From the Editor
About five years ago, Language and Learning Across the Disciplines surveyed its subscribers to ask: If we put the journal online, would you submit articles to it? Most of the subscribers said "no", but many of them said "not yet." And a few of them predicted that they would be comfortable publishing in an online journal in about five years.
Five years later, Language and Learning Across the Disciplines merged with Academic.Writing, and they became Across The Disciplines, and in the first year we are getting plenty of good manuscripts. In fact, the overall quality of submissions is definitely up. That's a lot of change in five years.
The post-modern version of this discipline is maturing (I persist in believing it started with the Greeks). Your editor was one of the first generation to get a degree in rhetoric and composition, and one of the first to write my dissertation on a word-processor (remember WordStar?). As I look at the submissions, I see we have lots of new names, newer practioners drawing on a longer tradition. Most of the people who submit material to this journal were trained by professors from my generation, that first generation of professors fully trained in the field. And they have never not been comfortable with computers. They probably don't remember WordStar.
So the move to represent this field online is perhaps more significant for us than it would be for another field: the medium may not quite be the whole message, but it is undoubtedly the most significant difference between today's message and yesterday's.
In the coming year, the two special issues will represent further signs of the times: one special issue will be devoted to studying the visuals in communication, the other to the implications for WAC/WID of the linguistic diversity of our students.
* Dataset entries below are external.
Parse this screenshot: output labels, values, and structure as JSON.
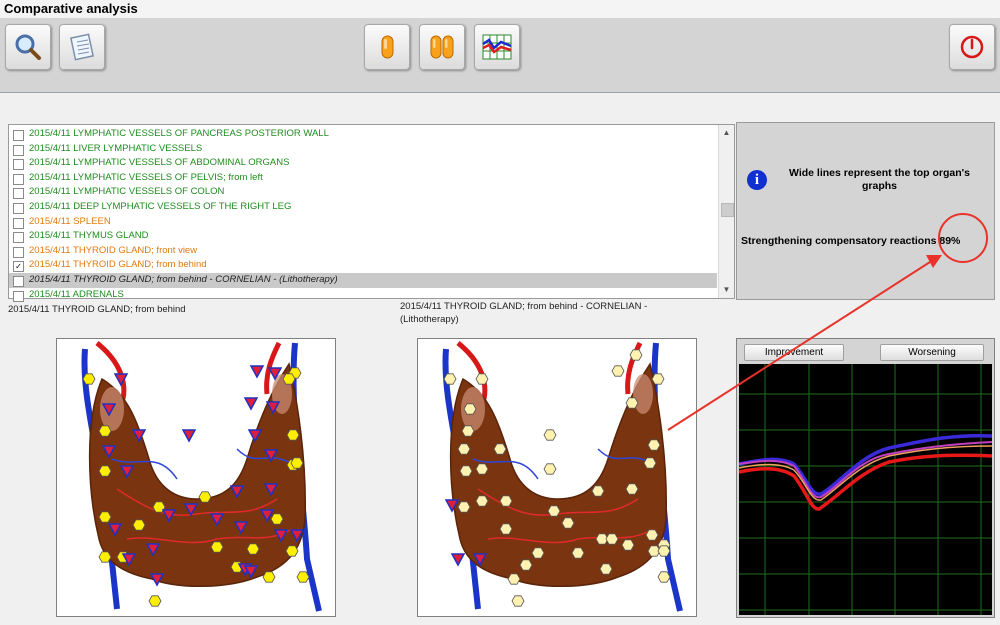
{
  "window": {
    "title": "Comparative analysis"
  },
  "toolbar": {
    "left_buttons": [
      {
        "icon": "magnifier-icon"
      },
      {
        "icon": "notepad-icon"
      }
    ],
    "center_buttons": [
      {
        "icon": "single-capsule-icon"
      },
      {
        "icon": "double-capsule-icon"
      },
      {
        "icon": "graph-icon"
      }
    ],
    "right_buttons": [
      {
        "icon": "power-icon"
      }
    ]
  },
  "list": {
    "rows": [
      {
        "text": "2015/4/11  LYMPHATIC VESSELS OF PANCREAS POSTERIOR WALL",
        "color": "green",
        "checked": false,
        "selected": false
      },
      {
        "text": "2015/4/11  LIVER LYMPHATIC VESSELS",
        "color": "green",
        "checked": false,
        "selected": false
      },
      {
        "text": "2015/4/11  LYMPHATIC VESSELS OF ABDOMINAL ORGANS",
        "color": "green",
        "checked": false,
        "selected": false
      },
      {
        "text": "2015/4/11  LYMPHATIC VESSELS OF PELVIS; from left",
        "color": "green",
        "checked": false,
        "selected": false
      },
      {
        "text": "2015/4/11  LYMPHATIC VESSELS OF COLON",
        "color": "green",
        "checked": false,
        "selected": false
      },
      {
        "text": "2015/4/11  DEEP  LYMPHATIC  VESSELS  OF  THE  RIGHT  LEG",
        "color": "green",
        "checked": false,
        "selected": false
      },
      {
        "text": "2015/4/11  SPLEEN",
        "color": "orange",
        "checked": false,
        "selected": false
      },
      {
        "text": "2015/4/11  THYMUS GLAND",
        "color": "green",
        "checked": false,
        "selected": false
      },
      {
        "text": "2015/4/11  THYROID GLAND; front view",
        "color": "orange",
        "checked": false,
        "selected": false
      },
      {
        "text": "2015/4/11  THYROID GLAND; from behind",
        "color": "orange",
        "checked": true,
        "selected": false
      },
      {
        "text": "2015/4/11  THYROID GLAND; from behind - CORNELIAN - (Lithotherapy)",
        "color": "dark",
        "checked": false,
        "selected": true
      },
      {
        "text": "2015/4/11  ADRENALS",
        "color": "green",
        "checked": false,
        "selected": false
      }
    ]
  },
  "info": {
    "icon": "info-icon",
    "message": "Wide lines represent the top organ's graphs",
    "strength_text": "Strengthening compensatory reactions 89%"
  },
  "captions": {
    "left": "2015/4/11  THYROID GLAND; from behind",
    "right": "2015/4/11  THYROID GLAND; from behind - CORNELIAN - (Lithotherapy)"
  },
  "graph": {
    "improvement_label": "Improvement",
    "worsening_label": "Worsening"
  },
  "colors": {
    "annotation": "#e8322a",
    "green_text": "#1e8c1e",
    "orange_text": "#e07a10",
    "organ": "#7a3410",
    "hexagon_fill_bright": "#ffee00",
    "hexagon_fill_pale": "#fff2b0",
    "triangle_fill": "#dd1e3c",
    "triangle_edge": "#2030c0"
  }
}
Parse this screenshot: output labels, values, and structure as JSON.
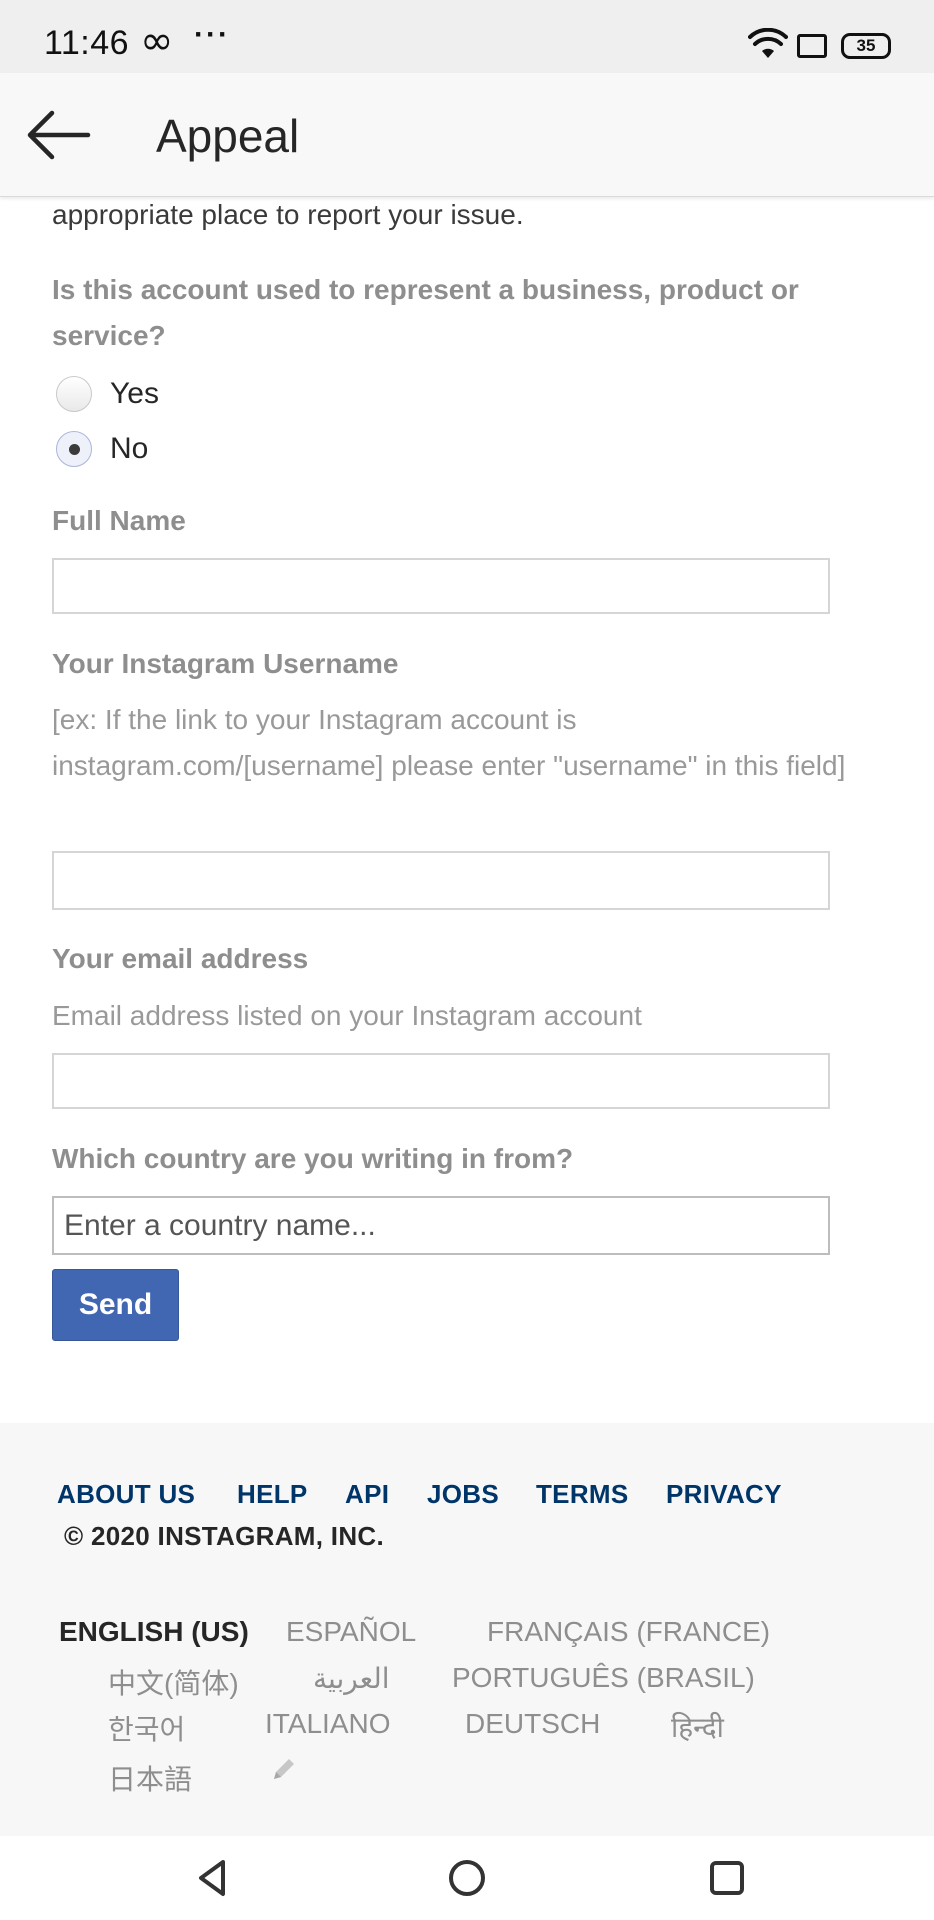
{
  "status_bar": {
    "time": "11:46",
    "infinity_glyph": "∞",
    "dots": "···",
    "battery": "35"
  },
  "app_bar": {
    "back_icon": "arrow-left-icon",
    "title": "Appeal"
  },
  "form": {
    "intro_tail": "appropriate place to report your issue.",
    "business_question": "Is this account used to represent a business, product or service?",
    "business_options": [
      {
        "label": "Yes",
        "checked": false
      },
      {
        "label": "No",
        "checked": true
      }
    ],
    "full_name": {
      "label": "Full Name",
      "value": "",
      "placeholder": ""
    },
    "username": {
      "label": "Your Instagram Username",
      "help": "[ex: If the link to your Instagram account is instagram.com/[username] please enter \"username\" in this field]",
      "value": "",
      "placeholder": ""
    },
    "email": {
      "label": "Your email address",
      "help": "Email address listed on your Instagram account",
      "value": "",
      "placeholder": ""
    },
    "country": {
      "label": "Which country are you writing in from?",
      "value": "",
      "placeholder": "Enter a country name..."
    },
    "send_label": "Send"
  },
  "footer": {
    "links": [
      "ABOUT US",
      "HELP",
      "API",
      "JOBS",
      "TERMS",
      "PRIVACY"
    ],
    "copyright": "© 2020 INSTAGRAM, INC.",
    "languages": [
      "ENGLISH (US)",
      "ESPAÑOL",
      "FRANÇAIS (FRANCE)",
      "中文(简体)",
      "العربية",
      "PORTUGUÊS (BRASIL)",
      "한국어",
      "ITALIANO",
      "DEUTSCH",
      "हिन्दी",
      "日本語"
    ],
    "current_language": "ENGLISH (US)",
    "edit_icon": "pencil-icon"
  },
  "nav_bar": {
    "buttons": [
      "back-triangle-icon",
      "home-circle-icon",
      "recents-square-icon"
    ]
  },
  "colors": {
    "link": "#003569",
    "button": "#4267b2",
    "label_gray": "#8e8e8e"
  }
}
And a third will represent continuity: we will have articles and conference papers from the National Writing Across the Curriculum Conference in St. Louis, 2004.
So Across the Disciplines is in good health: it is growing and changing, and firmly attached to its roots. Romantic metaphor floating around in a post-modern medium. Vamanos!